I was surprised that the red wasn't as good a bleeder as I'd thought it might be but it will still produce results to give otherwise flat colors a face lift.
As soon as that had been started I decided to grab 3 different wools to marbleize ~ a tan texture, a wine color and dark green. I sandwiched the wine between the tan texture and green and rolled just as I'd shown you yesterday.
Here is a peek inside that dye pot and boy was that green a bleeder, look at how the tan texture has changed already with lots of green dye left in the pot and I haven't put in that glug of white vinegar yet either.
So you let the pot of water and detergent simmer, I'm guessing I let mine simmer for over an hour.... do not boil because it will come out too stiff to use for hooking.
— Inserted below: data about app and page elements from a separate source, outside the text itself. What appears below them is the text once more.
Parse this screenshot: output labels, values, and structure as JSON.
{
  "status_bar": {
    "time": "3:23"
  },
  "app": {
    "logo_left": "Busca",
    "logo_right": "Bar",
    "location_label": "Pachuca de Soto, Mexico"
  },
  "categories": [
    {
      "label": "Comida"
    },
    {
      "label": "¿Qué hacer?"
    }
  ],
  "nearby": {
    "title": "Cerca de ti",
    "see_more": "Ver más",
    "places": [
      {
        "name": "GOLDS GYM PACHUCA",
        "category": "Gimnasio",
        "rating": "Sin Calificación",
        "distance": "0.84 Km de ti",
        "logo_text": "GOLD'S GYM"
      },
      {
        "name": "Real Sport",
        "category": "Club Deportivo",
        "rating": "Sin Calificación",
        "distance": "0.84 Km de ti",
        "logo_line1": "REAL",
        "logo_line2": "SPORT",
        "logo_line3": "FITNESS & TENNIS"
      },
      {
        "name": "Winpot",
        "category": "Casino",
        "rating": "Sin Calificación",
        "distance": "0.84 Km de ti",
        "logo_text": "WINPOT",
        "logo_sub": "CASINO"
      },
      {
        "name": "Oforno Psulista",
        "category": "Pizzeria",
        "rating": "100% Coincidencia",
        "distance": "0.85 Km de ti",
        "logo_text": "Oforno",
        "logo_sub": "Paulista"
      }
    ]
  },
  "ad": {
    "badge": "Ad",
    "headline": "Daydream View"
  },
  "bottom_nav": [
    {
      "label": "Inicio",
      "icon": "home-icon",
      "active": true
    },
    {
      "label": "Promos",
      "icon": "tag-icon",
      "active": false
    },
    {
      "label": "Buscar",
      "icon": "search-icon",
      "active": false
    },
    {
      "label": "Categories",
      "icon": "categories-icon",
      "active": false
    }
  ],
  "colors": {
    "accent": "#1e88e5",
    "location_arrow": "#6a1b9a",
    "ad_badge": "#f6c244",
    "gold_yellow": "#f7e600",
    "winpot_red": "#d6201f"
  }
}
Once you think the water has a suitable color you the pour a glug of white vinegar in the pot as a mordant, about 1/3 cup, so the dye will grab the wool. I simmer maybe another 15 minutes after putting the vinegar in and then let the pot cool on the burner.
Since there was so much green dye left in the pot during the final simmering I threw in a couple extra smaller pieces to take advantage of the 'free' dye available.
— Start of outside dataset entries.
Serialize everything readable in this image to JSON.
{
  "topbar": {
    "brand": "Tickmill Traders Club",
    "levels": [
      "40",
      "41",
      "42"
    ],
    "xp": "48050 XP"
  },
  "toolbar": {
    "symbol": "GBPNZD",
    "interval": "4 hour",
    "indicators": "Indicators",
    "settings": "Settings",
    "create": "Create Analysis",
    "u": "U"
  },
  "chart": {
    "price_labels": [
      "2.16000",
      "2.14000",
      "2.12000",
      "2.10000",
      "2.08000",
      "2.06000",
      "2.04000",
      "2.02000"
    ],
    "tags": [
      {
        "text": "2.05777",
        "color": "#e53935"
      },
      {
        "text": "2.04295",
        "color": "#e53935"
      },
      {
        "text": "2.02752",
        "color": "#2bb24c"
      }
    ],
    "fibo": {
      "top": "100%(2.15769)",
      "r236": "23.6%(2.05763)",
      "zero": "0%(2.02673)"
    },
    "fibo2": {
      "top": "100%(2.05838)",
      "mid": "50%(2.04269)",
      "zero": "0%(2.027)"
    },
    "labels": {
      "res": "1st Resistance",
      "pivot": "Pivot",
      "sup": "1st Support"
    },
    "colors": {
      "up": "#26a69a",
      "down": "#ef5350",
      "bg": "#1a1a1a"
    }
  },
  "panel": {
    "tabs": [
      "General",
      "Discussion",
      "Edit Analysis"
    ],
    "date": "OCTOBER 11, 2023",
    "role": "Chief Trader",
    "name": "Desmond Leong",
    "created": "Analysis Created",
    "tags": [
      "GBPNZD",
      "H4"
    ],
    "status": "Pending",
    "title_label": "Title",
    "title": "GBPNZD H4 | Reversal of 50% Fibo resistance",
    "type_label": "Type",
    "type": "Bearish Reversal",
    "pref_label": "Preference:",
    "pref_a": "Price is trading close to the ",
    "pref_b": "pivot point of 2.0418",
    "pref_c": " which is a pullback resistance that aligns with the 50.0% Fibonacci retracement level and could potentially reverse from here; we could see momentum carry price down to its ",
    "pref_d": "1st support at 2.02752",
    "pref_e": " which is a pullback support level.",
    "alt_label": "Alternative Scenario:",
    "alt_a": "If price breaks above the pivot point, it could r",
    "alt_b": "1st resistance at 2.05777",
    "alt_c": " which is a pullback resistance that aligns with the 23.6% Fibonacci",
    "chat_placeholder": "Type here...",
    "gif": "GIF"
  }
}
After the pot has cooled down I untied the wool and rinsed well and tossed it all together in the dryer with two fluffy towels and dried it on low temperature.
Below are the results of the wool I showed you yesterday. The first picture is one side, and you will see there is a little variance from side to side so when the wool strip is cut I could pick which side best suits the hooking project.
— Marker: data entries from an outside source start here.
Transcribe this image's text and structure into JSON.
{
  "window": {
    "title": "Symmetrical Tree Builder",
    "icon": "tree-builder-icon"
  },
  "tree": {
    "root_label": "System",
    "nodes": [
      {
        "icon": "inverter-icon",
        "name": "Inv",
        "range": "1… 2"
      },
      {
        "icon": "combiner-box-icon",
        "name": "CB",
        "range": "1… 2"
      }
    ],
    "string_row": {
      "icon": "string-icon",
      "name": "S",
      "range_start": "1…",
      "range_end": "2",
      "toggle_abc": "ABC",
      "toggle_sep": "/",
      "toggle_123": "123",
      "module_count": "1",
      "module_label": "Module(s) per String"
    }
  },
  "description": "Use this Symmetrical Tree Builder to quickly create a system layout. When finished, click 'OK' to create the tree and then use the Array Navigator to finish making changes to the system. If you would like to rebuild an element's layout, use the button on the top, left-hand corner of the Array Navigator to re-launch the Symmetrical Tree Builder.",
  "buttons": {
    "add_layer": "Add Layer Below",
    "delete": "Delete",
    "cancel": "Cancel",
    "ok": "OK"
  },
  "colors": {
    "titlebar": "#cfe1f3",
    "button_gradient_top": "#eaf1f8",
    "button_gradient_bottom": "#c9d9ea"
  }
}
And now is the reserve side of the wool. Sorry I could not get the pictures to rotate.
Next picture shows the results of the wool chosen for the second marbelizing job. And great choices of colors I chose this time. I love what happened to the tan textured wool and have plans for it. Either side is great to use. Here is side one:
And then here is the other side.
And below are those small random pieces I selected to soak up the remaining dye in the pot. After I simmered the pieces in the pot I put just a bit more white vinegar in the pot so it would absorb as much of the dye as possible.
The first piece was a small piece of natural, next was a very light tan herringbone strip, then was a tan texture but different than the one used above, with the last one being part of a pocket from the skirt panel used in the picture above.
So you can see how easy this is to dye without the expense of buying dye and to add a little variety to your beginning stash. Have fun experimenting.